EXERCISE =>
Each line below that carries the string "options" must appear in the answer.
#####
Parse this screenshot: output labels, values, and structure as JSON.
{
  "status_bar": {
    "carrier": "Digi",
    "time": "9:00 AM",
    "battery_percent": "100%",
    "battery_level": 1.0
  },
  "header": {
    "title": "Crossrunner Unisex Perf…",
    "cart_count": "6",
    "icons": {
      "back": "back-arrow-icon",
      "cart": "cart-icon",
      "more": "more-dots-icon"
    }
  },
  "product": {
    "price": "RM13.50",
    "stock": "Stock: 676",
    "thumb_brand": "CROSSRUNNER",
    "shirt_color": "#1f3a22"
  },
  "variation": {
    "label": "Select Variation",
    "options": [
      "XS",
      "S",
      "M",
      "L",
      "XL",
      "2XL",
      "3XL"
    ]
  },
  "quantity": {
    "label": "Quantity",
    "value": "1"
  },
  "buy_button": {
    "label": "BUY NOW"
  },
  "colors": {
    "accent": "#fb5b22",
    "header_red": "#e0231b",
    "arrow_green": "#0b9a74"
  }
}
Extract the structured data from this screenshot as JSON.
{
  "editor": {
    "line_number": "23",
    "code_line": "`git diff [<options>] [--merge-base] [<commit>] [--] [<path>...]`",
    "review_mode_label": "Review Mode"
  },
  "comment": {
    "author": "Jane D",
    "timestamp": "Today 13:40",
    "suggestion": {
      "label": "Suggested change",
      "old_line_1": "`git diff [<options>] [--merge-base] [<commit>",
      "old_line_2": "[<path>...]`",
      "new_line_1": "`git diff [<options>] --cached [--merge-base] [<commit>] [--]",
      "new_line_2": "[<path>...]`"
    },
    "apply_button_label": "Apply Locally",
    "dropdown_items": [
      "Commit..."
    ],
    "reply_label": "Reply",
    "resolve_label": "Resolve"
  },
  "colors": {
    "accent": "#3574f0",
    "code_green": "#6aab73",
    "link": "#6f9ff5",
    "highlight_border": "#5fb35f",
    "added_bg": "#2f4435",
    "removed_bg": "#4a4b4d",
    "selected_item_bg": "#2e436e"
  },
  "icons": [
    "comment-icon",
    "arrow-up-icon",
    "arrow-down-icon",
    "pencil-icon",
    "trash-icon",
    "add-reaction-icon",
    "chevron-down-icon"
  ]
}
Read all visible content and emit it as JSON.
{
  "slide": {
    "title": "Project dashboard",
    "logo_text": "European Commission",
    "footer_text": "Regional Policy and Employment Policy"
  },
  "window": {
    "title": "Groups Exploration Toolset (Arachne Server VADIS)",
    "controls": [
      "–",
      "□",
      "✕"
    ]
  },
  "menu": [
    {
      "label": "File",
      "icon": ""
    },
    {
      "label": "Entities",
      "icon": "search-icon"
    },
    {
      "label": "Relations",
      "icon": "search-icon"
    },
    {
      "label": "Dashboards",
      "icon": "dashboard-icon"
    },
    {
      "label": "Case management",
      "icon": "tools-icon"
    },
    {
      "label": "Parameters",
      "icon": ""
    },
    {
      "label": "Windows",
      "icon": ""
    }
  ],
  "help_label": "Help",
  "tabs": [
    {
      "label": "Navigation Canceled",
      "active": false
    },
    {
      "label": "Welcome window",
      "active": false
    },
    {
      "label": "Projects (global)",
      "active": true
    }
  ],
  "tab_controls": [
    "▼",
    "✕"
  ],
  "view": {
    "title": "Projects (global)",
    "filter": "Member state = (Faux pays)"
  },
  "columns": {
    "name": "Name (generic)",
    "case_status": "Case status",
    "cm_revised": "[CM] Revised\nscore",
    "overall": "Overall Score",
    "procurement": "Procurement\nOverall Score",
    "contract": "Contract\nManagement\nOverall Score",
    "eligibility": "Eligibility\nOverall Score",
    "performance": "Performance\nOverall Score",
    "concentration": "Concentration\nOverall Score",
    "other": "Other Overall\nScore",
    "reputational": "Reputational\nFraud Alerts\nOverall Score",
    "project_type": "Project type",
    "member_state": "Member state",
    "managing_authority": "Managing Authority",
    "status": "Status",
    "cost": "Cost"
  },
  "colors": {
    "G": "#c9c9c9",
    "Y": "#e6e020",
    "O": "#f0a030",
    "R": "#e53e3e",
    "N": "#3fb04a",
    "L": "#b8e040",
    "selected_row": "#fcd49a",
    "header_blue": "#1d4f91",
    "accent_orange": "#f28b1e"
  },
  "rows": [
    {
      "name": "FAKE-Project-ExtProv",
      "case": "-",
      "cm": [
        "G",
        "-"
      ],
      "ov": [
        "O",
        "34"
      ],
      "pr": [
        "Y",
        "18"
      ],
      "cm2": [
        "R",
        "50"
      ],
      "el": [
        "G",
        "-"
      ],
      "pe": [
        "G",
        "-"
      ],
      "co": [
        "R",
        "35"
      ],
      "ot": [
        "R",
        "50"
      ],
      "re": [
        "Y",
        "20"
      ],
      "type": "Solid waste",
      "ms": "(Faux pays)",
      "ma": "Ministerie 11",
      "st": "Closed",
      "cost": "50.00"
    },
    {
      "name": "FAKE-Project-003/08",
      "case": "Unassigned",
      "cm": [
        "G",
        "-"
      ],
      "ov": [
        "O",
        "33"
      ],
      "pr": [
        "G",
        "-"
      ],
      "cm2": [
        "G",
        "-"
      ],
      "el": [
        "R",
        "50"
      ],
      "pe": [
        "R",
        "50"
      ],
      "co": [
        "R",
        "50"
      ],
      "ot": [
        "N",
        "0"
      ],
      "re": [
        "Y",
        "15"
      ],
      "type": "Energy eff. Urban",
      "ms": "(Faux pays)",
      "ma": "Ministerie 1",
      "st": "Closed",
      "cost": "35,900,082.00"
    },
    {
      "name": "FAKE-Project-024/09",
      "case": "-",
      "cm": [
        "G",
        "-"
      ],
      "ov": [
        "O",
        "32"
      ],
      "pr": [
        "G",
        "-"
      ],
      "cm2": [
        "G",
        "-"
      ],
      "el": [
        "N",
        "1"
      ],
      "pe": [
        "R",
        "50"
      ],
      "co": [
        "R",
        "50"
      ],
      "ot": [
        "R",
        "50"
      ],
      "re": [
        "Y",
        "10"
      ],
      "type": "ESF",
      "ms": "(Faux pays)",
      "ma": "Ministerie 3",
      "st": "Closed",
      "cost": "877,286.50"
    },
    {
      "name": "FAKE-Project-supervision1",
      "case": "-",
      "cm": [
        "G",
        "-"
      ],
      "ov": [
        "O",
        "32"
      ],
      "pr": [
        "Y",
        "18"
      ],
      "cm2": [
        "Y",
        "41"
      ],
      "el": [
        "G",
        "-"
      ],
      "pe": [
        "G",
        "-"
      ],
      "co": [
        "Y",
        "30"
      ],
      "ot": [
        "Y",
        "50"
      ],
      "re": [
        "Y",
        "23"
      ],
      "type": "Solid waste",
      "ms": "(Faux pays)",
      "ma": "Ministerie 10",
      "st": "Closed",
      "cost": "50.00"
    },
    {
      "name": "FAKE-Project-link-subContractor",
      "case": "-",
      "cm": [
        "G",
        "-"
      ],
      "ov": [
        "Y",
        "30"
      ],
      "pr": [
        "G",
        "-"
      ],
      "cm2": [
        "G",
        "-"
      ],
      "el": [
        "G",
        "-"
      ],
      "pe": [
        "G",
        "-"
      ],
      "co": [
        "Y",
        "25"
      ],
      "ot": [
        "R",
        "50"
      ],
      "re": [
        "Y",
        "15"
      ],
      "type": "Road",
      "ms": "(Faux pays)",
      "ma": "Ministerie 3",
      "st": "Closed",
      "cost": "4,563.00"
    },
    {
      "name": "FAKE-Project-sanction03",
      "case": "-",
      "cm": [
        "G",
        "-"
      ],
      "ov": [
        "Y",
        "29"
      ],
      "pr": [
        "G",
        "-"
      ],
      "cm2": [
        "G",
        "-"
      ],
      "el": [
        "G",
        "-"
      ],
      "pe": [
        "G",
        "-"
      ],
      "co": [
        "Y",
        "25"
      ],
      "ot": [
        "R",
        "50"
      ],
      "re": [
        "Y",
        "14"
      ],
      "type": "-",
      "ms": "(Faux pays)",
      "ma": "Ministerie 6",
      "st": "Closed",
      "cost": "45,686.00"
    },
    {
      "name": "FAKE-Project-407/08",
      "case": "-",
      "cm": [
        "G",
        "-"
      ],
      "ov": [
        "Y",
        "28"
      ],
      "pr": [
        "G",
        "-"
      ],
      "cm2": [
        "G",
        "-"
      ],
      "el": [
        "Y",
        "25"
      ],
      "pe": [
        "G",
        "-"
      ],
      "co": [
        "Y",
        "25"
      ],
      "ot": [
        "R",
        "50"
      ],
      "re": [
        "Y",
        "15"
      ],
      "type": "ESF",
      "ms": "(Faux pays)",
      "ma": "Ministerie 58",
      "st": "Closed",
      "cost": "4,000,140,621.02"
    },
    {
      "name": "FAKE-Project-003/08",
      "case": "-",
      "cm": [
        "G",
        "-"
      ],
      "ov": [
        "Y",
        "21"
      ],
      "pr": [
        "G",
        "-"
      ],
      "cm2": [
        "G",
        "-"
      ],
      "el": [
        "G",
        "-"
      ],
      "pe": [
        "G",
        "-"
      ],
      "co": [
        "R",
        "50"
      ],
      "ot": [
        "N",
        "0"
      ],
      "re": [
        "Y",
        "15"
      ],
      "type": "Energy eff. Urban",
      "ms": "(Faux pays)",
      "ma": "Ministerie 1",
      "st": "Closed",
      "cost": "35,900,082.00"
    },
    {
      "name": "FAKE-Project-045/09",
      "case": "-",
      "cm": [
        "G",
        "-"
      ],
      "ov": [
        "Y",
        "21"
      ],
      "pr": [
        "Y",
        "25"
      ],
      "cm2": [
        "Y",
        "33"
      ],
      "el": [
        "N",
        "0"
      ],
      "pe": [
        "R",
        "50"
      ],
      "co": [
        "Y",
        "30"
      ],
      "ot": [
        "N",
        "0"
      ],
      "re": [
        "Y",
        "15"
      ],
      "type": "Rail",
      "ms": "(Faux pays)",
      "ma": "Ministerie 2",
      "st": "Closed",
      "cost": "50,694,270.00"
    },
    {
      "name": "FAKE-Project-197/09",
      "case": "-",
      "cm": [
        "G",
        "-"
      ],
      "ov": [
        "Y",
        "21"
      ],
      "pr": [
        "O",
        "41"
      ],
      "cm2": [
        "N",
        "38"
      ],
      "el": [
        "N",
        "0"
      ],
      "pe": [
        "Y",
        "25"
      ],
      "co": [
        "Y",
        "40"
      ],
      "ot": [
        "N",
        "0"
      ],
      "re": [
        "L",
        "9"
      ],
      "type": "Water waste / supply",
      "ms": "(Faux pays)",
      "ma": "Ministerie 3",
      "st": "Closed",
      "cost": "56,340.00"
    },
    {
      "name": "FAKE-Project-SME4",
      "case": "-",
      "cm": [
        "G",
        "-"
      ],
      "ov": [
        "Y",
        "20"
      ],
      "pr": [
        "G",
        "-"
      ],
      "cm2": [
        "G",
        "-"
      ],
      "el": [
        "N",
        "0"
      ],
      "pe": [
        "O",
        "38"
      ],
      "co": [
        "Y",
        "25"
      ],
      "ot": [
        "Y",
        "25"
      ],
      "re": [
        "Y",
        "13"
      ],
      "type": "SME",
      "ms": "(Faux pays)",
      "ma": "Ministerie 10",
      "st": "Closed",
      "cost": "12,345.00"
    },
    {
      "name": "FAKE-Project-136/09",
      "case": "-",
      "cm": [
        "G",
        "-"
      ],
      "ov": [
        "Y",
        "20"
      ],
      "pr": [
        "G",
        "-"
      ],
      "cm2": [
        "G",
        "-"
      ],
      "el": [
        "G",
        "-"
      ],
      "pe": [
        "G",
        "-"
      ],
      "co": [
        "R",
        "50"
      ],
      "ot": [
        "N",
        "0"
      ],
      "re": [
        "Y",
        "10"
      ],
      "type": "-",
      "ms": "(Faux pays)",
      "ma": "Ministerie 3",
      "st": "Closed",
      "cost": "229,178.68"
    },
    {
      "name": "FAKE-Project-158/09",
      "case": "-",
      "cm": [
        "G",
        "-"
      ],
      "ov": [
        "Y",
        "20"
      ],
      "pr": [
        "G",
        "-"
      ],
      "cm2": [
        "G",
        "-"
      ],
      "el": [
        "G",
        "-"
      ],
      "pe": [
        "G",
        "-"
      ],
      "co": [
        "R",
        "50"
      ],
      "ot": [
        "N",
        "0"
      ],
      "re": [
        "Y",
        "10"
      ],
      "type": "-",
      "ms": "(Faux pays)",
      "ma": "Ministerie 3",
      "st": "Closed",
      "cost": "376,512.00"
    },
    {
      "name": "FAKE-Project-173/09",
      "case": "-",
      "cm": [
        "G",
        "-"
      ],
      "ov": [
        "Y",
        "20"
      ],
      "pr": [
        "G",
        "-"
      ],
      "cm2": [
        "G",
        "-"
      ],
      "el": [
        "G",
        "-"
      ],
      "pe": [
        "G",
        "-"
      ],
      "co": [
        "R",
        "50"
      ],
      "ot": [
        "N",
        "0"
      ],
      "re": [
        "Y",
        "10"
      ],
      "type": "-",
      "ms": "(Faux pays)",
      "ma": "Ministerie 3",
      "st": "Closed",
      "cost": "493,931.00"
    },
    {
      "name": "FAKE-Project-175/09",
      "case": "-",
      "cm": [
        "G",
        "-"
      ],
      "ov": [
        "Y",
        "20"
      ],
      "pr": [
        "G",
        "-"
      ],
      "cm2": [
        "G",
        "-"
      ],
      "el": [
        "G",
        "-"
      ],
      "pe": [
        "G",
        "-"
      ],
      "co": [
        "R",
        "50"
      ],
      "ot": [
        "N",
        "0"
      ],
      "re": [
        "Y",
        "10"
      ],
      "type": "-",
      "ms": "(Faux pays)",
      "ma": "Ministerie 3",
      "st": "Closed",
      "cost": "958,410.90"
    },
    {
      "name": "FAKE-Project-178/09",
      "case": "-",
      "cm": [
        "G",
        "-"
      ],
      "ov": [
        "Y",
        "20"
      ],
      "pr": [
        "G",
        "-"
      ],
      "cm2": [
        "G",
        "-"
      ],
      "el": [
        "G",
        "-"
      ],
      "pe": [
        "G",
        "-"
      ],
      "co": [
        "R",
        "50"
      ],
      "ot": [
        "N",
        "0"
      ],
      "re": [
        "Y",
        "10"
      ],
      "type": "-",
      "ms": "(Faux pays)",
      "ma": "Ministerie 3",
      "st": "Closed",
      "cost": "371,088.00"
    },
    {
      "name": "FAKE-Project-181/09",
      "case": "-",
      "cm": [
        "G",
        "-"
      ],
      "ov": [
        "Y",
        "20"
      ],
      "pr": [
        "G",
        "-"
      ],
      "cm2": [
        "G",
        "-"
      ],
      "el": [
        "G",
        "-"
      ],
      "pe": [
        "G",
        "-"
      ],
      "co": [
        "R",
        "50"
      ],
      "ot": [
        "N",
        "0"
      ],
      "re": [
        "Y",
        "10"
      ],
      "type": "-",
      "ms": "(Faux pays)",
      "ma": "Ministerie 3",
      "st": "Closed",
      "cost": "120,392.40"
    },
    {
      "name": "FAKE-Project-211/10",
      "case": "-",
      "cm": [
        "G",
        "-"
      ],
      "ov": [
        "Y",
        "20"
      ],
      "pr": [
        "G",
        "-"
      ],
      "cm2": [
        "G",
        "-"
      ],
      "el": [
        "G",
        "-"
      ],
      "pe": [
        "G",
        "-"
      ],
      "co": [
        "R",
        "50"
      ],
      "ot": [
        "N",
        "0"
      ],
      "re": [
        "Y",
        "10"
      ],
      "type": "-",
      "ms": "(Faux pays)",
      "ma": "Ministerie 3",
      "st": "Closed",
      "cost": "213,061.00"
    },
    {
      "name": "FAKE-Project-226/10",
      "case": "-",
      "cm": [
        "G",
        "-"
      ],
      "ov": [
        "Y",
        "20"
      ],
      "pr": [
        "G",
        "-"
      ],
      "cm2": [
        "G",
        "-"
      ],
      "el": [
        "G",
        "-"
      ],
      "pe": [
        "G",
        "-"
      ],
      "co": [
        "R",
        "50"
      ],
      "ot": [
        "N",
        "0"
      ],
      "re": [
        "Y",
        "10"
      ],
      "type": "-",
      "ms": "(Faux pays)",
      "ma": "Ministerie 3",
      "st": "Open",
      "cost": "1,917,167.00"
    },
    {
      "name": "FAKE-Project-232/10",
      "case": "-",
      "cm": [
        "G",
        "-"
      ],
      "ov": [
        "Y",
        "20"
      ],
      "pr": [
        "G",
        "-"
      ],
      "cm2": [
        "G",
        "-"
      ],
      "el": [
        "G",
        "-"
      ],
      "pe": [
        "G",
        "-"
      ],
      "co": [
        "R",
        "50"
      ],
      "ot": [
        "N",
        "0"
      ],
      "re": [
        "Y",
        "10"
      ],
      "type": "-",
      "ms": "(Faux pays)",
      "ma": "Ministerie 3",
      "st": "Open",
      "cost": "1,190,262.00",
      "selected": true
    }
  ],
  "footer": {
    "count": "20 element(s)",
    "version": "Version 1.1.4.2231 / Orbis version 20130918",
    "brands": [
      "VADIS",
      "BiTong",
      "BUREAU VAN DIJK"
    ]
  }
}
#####
THE ANSWER =>
    "options": [
    "code_line": "`git diff [<options>] [--merge-base] [<commit>] [--] [<path>...]`",
      "old_line_1": "`git diff [<options>] [--merge-base] [<commit>",
      "new_line_1": "`git diff [<options>] --cached [--merge-base] [<commit>] [--]",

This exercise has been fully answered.